This connects you to the website of the Rock Spring Congregational United Church of Christ. If the URL doesn’t take you directly to the streaming service, click on Worship Livestream at the top of the website’s home page.

Second in the line of gifts is that to give me time to celebrate, I’m going to skip blog posts until February. Bob and I will have a honeymoon, if COVID allows, in January.

Third is the excerpt below of the beginning of my third novel, currently titled Butterfly Minds. I’d love to hear your reactions, especially whether you’d like to read more. Zip me an email. It’ll be a grand wedding gift!


June 1996

Catching the echo of clashing blocks, I rush down the honeybee yellow corridor of the church’s education wing. The heat of a blush crawls up my neck from the certainty it’s my Patrick throwing the wooden blocks at a bookcase or smashing whatever he’s built.

Ms. James, the Sunday School nursery teacher, greets me at the door, brushing wispy strands of hair out of her face. “Oh, Julie. He’s a little wild—”

“Mom, Mom!” My sweaty four-year-old flies across the room and nearly knocks me over with his hug. His dark chocolate eyes sparkle with enthusiasm, his sooty curls spring from his head, and his sturdy body quivers with the urge to jump.

Several children stare at him. One little tyke who was in his path huddles in a bookcase.

I dig my teeth into my lower lip.

Ms. James steadies him, her hands pressing down on his shoulders.

I squat in front of this sparking dynamo of mine. “Hey, you. Be gentle. You could have hurt me.”

“Mom, Mom, I made a picture.” He pulls at my arm, and I lurch forward to my knees.

“Patrick, stop it. Stop jerking me!” And then I chastise myself for losing my temper. But I’m flustered, embarrassed. When the minister told us to “Go in peace,” I’d taken a deep cleansing breath, so ready to embrace the world. That serenity has dissipated like smoke driven by the wind.

Ms. James turns him around and points. “Patrick, it’s over at the art table. You remember. Walk slowly.”

He takes off at a run, tromping on another child’s foot, and sweeps his picture from the table.

I stand, brushing off my navy slacks and straightening my blouse. “I’m so sorry. Is Tyler okay?”

She checks out the child’s startled look. “I think so. Just surprised.”

I retrieve my purse, on its side on the floor, and sling it over my shoulder.

“Mom, look, look.” Patrick thrusts the picture into my hand, waves his bent arms like a flapping chicken, and makes machine-gun noises straight into the paper.

I grimace and clasp one of Patrick’s bouncing arms, forcing the motion to stop.

He points at his picture. “Mom, Mom, there’s me and you and Dad. We’re at the beach.”

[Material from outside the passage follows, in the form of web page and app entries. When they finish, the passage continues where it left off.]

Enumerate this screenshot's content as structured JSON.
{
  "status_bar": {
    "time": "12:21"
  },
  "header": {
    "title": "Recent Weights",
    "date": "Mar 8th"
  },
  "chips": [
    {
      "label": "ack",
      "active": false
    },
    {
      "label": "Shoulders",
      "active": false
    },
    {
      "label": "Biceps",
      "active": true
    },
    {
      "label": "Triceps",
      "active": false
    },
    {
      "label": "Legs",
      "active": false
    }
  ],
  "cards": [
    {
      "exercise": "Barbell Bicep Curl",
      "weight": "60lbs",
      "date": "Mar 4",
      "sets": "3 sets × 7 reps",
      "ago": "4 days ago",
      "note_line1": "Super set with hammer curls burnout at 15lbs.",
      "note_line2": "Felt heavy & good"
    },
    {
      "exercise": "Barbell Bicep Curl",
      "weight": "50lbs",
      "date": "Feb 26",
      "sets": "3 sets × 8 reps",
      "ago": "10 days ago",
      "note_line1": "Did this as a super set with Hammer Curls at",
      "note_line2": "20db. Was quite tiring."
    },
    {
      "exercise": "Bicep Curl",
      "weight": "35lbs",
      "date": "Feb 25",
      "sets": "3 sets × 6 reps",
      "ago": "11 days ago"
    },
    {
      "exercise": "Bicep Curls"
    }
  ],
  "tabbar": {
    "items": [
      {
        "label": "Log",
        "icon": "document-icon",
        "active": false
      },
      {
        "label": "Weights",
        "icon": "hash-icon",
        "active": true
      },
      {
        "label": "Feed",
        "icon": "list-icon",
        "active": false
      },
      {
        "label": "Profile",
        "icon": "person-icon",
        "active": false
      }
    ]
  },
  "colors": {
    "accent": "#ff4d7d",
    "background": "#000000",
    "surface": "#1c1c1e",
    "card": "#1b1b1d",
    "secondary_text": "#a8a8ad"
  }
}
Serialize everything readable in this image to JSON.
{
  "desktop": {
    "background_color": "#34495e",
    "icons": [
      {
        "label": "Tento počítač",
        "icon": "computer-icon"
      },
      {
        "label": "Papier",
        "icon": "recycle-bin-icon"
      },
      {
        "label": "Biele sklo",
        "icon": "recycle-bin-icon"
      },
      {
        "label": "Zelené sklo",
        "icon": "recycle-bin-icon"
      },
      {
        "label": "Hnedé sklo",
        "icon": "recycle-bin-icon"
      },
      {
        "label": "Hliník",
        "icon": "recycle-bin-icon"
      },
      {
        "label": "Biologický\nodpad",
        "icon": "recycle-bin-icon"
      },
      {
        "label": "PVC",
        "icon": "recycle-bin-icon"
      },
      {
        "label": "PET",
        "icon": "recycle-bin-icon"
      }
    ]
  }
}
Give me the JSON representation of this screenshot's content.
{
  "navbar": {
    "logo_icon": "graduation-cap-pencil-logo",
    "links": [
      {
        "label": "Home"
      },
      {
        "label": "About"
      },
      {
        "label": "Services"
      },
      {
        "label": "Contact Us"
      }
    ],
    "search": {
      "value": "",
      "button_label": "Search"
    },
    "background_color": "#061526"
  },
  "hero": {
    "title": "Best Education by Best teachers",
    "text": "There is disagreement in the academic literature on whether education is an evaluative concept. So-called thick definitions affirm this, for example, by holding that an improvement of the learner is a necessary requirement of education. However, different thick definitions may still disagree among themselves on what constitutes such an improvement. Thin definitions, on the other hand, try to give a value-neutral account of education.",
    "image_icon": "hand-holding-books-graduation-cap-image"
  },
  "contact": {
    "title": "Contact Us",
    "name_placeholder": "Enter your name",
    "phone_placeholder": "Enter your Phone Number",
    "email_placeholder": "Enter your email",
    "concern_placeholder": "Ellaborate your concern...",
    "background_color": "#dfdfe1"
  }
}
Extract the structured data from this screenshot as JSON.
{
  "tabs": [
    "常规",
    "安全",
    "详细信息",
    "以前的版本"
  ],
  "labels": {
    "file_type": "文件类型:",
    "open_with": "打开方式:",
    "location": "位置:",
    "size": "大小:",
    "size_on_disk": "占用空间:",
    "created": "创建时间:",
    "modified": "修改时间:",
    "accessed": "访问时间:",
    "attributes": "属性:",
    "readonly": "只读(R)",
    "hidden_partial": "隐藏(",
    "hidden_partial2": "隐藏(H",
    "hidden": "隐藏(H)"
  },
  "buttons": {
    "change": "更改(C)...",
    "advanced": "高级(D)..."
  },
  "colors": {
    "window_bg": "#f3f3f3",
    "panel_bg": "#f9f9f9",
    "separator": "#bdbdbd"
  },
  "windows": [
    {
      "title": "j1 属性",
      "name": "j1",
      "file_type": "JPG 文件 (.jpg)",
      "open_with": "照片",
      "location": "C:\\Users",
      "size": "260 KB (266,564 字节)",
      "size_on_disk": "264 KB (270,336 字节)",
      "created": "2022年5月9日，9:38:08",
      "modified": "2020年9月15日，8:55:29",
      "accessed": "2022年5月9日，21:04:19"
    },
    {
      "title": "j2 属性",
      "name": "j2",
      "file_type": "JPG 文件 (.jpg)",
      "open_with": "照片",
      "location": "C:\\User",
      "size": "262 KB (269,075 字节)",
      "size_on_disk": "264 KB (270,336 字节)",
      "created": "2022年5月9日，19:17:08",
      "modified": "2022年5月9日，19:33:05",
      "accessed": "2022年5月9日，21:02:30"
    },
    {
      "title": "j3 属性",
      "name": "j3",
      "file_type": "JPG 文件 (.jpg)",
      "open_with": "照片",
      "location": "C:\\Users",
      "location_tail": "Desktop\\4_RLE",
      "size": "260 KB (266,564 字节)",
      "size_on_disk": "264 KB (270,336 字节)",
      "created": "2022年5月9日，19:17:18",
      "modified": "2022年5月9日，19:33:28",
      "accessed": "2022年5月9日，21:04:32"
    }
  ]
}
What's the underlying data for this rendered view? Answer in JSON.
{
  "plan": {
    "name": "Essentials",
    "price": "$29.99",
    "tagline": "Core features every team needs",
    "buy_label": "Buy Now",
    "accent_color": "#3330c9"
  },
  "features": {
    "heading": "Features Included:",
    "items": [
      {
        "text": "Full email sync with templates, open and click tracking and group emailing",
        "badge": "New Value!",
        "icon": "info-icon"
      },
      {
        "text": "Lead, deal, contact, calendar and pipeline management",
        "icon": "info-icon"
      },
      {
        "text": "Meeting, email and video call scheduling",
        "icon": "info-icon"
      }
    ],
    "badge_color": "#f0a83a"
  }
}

“Yes, I see that. But—”

“Mom, Mom, let’s go. I want to go now.”

I take a deep breath, searching for that inner peace. I love this child, but his constant chaos eats away at my innards. It’s even invading my dreams. Last night I woke up reeling from a nightmare in which I had the five bubbly children I’d wanted as a teen-ager, and all were miniature bundles of energy. They lined up along the edge of the roof, giggling, and dove head-first toward the ground, convinced they could fly. I woke in a panic before any of them slammed into the earth.

As I blink to erase that image, my one and only son whizzes past me on his way to the fellowship hall and its treats.

Ms. James says, “You’d better go after him, hadn’t you?”

Her words propel me down the corridor.

Fourth, please think about giving gifts of my books to those on your holiday list!